The use of clover in grassland to replace fertiliser nitrogen (N) can substantially lower greenhouse gas (GHG) and ammonia emissions from pasture-based production.

James Humphreys, a Teagasc researcher and Dan Barrett, farm manager at Teagasc Solohead farm, outlined clover sward fertiliser management from the 12 years of research at Teagasc Solohead farm.

Using Clover to replace fertiliser N

Averaged over 12 years at Solohead, research found similar pasture production from grass-clover swards receiving 95kg/ha of fertiliser N applied in spring compared with swards receiving 245kg/ha applied across the growing season.

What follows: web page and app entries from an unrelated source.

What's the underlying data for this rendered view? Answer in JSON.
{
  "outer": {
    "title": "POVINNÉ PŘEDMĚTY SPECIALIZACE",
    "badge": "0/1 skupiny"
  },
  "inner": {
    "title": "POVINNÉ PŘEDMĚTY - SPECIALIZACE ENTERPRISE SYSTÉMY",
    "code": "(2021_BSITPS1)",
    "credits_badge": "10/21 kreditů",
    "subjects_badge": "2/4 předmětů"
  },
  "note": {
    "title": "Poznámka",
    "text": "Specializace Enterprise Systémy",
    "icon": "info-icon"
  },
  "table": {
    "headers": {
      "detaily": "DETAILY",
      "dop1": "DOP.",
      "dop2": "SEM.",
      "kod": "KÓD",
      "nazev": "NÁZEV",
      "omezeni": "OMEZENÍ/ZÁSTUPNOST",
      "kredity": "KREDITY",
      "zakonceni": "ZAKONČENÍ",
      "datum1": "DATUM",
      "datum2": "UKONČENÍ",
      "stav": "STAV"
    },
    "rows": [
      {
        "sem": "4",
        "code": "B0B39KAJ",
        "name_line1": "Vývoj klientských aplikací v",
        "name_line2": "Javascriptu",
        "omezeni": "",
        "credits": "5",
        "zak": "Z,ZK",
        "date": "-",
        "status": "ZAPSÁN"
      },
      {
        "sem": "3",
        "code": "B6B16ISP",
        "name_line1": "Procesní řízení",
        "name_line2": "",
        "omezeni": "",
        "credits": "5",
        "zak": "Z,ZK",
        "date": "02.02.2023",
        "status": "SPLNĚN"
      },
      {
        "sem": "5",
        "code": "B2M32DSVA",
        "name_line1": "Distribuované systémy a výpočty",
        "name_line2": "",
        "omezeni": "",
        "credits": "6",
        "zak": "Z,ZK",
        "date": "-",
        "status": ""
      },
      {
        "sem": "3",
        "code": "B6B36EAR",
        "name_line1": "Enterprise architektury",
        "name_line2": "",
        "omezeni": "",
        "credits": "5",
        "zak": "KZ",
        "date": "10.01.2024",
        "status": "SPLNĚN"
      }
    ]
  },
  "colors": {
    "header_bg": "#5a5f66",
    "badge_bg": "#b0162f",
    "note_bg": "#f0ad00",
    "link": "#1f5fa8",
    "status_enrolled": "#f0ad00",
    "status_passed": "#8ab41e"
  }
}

Clover has a higher temperature requirement than grass for growth and therefore chemical N was applied in February, March and April to compensate for this.

Most of the N fixation by clover takes place during the summer and autumn and research has found little or no benefit from applying fertiliser N to well-managed grass-clover swards from May onwards.

Don’t neglect P and K

Stopping the application of N can mean that phosphorus (P) and potassium (K) can get neglected during the summer and autumn.

Clover is a shallow rooted species with around 15% of the root density of perennial ryegrass making it much less competitive for soil nutrients.

Regular applications of a P and K compound fertiliser throughout the growing season are necessary for high levels of clover productivity and biological N fixation.

This can be achieved by applying an N-containing compound fertiliser in spring such as 24:2.5:10 or 18:6:12. Sulphur should be included in these compounds in sulphur deficient areas, particularly in April.

Also Read: Don’t overlook the importance of sulphur

Small regular applications of a non-N compound fertiliser are beneficial from May onwards; for example, a half bag of 0:7:30 per acre after every second grazing is very cost-effective.

Achieving Nitrogen fixation

Nitrogen fixation is a biological process that is regulated by soil pH (lime status). Optimum soil pH for biological N fixation is in the range 6.5 to 7.0, which is higher than is typically recommended for grassland (6.2 to 6.5).

The aim at Solohead was to keep soil pH levels at around 6.5. This is achieved by regular soil testing and application of ground limestone. It is important to be aware that soil pH levels >6.2 are not recommended for high molybdenum soils.

This does not mean that clover should not be grown on such soils; it means being careful about applying lime and ensuring livestock are adequately supplemented with copper.

Your soil test results should indicate whether or not you are in a high molybdenum area.

Image source: Teagasc

Average daily pasture growth rates over 12 years on grass-clover swards receiving 95kg/ha of fertiliser N in spring (green line) and swards receiving annual fertilizer N input of 245kg/ha (blue line) at Solohead research farm.